WHAT YOU ARE ASKED TO DO: Records follow. Select each line holding "that".
::::::
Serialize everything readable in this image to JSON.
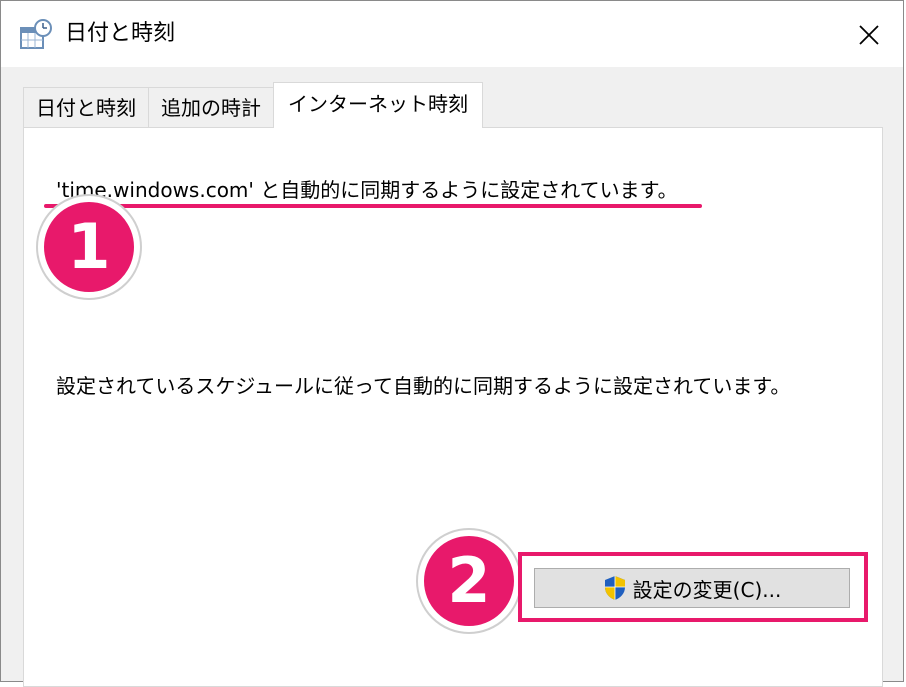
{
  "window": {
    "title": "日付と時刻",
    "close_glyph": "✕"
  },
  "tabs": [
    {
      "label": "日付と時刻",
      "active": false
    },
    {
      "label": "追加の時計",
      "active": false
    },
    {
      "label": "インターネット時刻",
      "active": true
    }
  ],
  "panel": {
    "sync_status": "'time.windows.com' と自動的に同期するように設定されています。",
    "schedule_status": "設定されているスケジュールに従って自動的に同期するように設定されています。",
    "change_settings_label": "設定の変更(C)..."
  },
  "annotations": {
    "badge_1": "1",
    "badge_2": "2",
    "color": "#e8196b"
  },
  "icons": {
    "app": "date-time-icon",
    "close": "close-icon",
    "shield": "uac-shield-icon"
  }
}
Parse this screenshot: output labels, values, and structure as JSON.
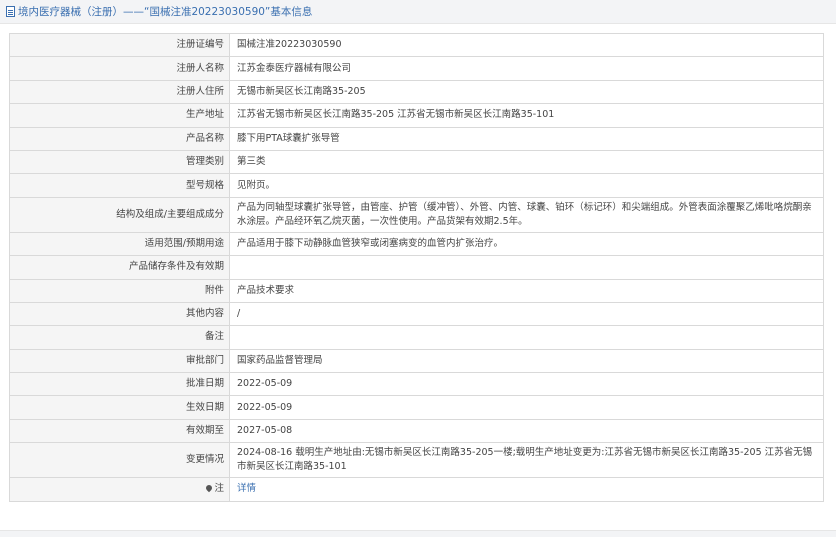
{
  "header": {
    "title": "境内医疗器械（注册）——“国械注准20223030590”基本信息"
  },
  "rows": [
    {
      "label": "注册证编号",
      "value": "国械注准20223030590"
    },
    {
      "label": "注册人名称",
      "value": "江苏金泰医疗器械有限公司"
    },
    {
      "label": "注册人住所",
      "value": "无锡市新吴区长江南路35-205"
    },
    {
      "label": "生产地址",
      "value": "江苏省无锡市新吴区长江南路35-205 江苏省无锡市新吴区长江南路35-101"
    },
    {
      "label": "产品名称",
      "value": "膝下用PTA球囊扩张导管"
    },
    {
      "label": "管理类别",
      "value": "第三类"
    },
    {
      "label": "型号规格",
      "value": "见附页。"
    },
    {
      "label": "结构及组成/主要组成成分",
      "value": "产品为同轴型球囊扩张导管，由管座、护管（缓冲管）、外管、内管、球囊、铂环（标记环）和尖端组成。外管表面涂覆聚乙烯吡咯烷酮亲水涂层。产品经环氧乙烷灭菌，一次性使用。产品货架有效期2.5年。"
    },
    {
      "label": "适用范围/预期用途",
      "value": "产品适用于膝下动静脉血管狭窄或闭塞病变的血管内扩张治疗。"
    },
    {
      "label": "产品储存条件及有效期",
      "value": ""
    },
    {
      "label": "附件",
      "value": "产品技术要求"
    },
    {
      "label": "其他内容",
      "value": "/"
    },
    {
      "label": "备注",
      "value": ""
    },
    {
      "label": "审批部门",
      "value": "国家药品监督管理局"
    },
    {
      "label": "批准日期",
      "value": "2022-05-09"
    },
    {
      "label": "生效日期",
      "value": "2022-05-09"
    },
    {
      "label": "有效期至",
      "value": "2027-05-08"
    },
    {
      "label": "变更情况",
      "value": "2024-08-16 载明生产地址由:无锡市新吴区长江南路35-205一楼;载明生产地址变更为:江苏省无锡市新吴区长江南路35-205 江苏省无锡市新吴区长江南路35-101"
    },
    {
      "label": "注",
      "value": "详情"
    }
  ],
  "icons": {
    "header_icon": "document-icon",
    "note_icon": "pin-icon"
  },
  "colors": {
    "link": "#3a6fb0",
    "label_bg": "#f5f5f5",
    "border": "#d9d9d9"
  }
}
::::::
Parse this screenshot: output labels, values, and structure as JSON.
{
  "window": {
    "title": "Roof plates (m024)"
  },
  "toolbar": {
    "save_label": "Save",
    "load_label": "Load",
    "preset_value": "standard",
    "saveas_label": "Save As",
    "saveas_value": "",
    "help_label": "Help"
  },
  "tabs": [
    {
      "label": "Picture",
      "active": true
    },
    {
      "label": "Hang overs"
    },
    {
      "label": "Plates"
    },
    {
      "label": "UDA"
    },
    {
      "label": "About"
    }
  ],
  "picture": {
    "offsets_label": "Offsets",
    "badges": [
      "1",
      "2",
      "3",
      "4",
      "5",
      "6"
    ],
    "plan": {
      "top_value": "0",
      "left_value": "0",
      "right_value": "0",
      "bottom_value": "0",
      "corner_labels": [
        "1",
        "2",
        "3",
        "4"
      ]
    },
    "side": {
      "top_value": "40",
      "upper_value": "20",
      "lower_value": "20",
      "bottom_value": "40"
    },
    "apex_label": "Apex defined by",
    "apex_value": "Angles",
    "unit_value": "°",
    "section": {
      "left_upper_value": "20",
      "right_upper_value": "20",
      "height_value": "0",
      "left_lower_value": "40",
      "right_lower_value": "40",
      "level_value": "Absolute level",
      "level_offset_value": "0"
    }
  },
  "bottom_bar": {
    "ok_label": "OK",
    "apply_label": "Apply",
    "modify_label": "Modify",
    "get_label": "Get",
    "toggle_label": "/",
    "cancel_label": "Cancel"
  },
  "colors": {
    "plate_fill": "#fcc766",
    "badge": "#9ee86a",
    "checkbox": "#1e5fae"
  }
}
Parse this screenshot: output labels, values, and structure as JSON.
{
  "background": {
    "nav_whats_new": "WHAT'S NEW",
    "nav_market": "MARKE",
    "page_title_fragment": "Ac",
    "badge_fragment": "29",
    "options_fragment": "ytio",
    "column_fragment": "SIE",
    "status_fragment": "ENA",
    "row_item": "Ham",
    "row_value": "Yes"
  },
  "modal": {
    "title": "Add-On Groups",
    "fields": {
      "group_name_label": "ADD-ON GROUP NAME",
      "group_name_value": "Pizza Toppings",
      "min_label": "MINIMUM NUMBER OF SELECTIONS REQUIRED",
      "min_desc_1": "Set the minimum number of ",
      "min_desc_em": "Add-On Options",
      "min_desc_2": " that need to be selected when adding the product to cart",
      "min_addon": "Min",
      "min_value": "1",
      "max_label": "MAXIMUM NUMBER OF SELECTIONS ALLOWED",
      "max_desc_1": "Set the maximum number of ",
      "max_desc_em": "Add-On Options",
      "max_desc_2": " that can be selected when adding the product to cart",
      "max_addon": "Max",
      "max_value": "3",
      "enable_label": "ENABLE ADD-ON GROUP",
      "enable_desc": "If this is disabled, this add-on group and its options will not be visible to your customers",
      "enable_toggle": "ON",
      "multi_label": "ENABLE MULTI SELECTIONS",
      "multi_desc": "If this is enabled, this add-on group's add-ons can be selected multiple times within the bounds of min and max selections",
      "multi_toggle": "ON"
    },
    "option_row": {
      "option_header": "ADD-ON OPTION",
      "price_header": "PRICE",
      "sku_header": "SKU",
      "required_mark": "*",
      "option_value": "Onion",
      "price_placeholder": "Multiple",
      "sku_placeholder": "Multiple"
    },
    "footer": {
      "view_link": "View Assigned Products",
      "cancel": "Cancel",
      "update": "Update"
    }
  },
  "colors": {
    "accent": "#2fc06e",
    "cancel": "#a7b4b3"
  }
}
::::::
EXPECTED OUTPUT:
      "min_desc_2": " that need to be selected when adding the product to cart",
      "max_desc_2": " that can be selected when adding the product to cart",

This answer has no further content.